Use of Image Transformation to Track the Natural History of Diseases

Albert Shar, Vice President of Information Technology at the Robert Wood Johnson Foundation, has patented a technique for creating more accurate images of lesions inside the body; several trials have used the technique to track changes over time in the size of lesions.

Measuring the surface area of a lesion is integral to detecting changes in the lesion. Endoscopy— a standard imaging technique used to measure the size of gastrointestinal lesions— tends to distort the structure surrounding the lesion, making it difficult to accurately measure the lesion itself.

In this article, Mr. Shar presents his process of “flattening” images of tubular structures. In the "Shar process," an endoscope moves up or down the tubular structure (e.g., the esophagus), capturing a series of images; a mathematical formula knits together these images so that the interior surface of the tube can be “flattened.”

In this installment of Original Research, from Pragmatic and Observational Research, Mr. Shar describes three clinical trials that have implemented his technique. He includes single eodoscopic photos and final, “flattened” images from each trial.

Key Findings:

  • The Shar technique applies to any hollow cylindrical structure into which a camera can be placed and aligned.
  • The technique allowed for quantitative measurement of the surface area of Barrett’s esophagus in Chemoprevention for Barrett’s Esophagus Trial.
  • One study used the Shar process to measure the shape and size of excised tissue.

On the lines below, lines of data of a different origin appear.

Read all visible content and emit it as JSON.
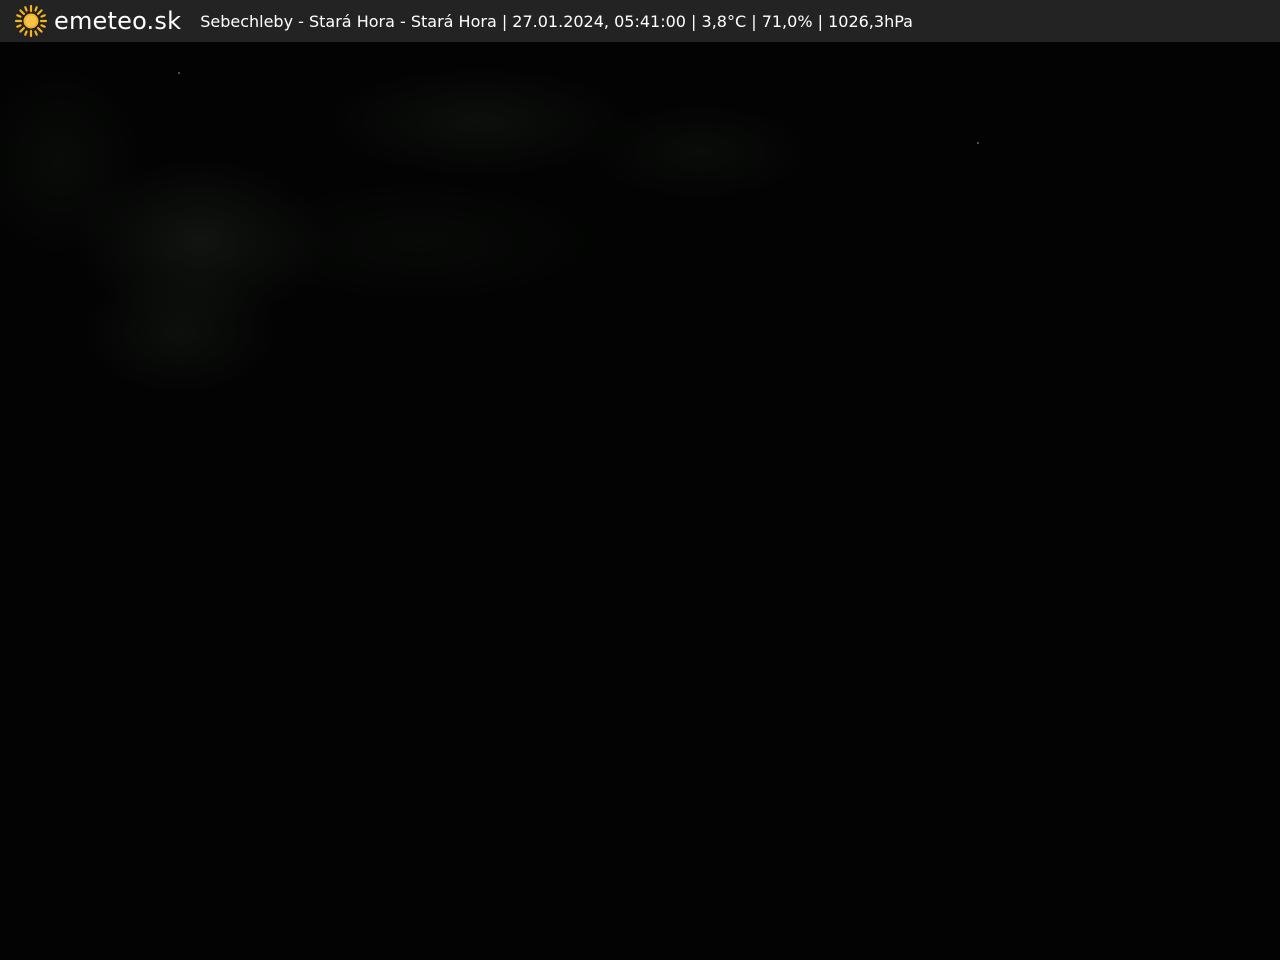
{
  "header": {
    "brand": "emeteo.sk",
    "logo_icon": "sun-icon",
    "caption": "Sebechleby - Stará Hora - Stará Hora | 27.01.2024, 05:41:00 | 3,8°C | 71,0% | 1026,3hPa"
  },
  "colors": {
    "bar_background": "#232323",
    "sun": "#f5b324",
    "text": "#ffffff"
  }
}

The technique will help detect changes in the surface area of lesions inside the body.